RTE is worried. Its €441,000-a-year director general has warned staff that there are tough times ahead. But there is no sign yet that DG Cathal Goan plans to do a Carol Vorderman on his own stars such as Pat Kenny or Gerry Ryan.
How to lose friends and influence. First we send them Dustin. Then we stuff Lisbon. Then, Irish farmers celebrate as World Trade talks collapse. The Irish Farmers Association (IFA) even wanted the Irish Government to exercise a veto over everyone else involved, had it come to a deal.

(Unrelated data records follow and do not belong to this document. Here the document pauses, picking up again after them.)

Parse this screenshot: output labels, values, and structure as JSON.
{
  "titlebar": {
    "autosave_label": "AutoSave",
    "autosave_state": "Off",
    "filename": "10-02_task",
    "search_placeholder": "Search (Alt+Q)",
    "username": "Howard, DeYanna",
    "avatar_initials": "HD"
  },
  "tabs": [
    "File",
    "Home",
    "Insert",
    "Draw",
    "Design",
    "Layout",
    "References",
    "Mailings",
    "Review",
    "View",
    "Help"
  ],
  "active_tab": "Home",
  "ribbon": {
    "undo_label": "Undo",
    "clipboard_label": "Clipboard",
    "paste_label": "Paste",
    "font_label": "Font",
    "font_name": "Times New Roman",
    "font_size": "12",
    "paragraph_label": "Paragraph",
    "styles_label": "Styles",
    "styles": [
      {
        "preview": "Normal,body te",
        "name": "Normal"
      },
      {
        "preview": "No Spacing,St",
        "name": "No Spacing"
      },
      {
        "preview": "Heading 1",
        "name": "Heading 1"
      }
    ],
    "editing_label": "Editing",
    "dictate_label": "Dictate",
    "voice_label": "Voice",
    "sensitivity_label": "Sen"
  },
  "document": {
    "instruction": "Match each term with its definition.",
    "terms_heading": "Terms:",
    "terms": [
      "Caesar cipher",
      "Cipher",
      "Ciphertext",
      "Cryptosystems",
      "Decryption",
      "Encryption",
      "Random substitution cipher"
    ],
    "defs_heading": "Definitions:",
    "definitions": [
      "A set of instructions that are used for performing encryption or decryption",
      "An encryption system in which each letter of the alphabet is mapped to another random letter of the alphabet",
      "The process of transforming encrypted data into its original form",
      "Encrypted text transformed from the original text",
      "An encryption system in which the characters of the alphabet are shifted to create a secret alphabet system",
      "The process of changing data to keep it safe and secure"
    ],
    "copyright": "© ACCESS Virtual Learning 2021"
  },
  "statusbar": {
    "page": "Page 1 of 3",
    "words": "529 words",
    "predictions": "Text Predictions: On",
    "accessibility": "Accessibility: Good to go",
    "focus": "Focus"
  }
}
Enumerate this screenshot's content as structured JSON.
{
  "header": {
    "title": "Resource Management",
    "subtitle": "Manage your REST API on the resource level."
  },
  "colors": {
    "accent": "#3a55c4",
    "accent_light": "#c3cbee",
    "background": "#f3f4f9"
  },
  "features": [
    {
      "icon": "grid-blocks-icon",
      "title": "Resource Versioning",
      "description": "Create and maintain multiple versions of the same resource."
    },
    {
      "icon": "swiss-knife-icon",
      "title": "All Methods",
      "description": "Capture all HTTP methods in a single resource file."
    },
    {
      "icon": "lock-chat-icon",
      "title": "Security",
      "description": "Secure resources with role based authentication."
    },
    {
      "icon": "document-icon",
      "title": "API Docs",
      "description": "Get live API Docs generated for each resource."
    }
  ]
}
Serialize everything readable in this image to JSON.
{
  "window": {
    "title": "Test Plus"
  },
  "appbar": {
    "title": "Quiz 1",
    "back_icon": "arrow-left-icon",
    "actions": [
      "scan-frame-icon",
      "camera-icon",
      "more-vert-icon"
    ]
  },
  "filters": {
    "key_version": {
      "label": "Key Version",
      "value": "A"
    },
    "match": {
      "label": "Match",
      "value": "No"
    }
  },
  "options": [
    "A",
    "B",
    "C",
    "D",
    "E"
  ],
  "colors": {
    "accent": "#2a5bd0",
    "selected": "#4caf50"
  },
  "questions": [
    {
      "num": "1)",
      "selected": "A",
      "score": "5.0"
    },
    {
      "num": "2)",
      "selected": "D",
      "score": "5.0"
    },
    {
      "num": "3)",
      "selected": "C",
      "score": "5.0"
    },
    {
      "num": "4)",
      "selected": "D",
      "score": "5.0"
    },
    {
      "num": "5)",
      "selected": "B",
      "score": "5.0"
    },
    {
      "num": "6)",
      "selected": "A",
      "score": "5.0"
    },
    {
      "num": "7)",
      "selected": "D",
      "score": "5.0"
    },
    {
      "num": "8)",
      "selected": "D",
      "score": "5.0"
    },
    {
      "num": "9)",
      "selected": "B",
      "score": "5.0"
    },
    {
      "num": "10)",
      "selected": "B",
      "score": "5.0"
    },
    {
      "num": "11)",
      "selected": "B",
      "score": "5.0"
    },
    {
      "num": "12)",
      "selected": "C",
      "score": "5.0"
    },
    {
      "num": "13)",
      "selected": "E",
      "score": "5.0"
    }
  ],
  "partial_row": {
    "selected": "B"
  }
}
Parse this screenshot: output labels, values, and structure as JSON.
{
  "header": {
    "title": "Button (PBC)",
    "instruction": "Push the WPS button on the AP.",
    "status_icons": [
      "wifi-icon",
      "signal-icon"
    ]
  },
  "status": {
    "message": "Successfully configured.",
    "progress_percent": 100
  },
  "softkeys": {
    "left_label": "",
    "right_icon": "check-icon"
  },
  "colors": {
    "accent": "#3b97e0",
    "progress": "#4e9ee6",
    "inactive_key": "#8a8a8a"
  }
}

RTE is seeking to enforce more rigorously its rules concerning the commercial activities of programme presenters such as Gerry Ryan and Pat Kenny. Just this month, one of Ireland's leading talent managers and his clients in TV and radio received extensive publicity.
So did ministers really "give up" their planned pay increase last week, or just "put it on hold"? And is there a problem with TDs and senators claiming inflated expenses?
What do Dustin the Turkey and Dempsey the Minister have in common? Each gave another excruciating performance last week. But Dustin was booed in Belgrade, while Dempsey got away with his appearance in Dublin.
It cost €27,000 to send 12 RTE employees to America for the 'Super Tuesday' primaries. Oh no, hang on, it cost €62,000. Oh wait, actually it cost more than that. And that does not include RTE's permanent Washington correspondent, Robert Shortt.
The ghost of Ray Burke was knocking at the door. But Minister Eamon Ryan did not want to let him in. Poor Ray. Out there in quiet retirement among the remaining trees of north Dublin, and a brand new post-Haughey, post-Bertie Fianna Fail/Green coalition has written him out of history. That's what happens when you are political toast.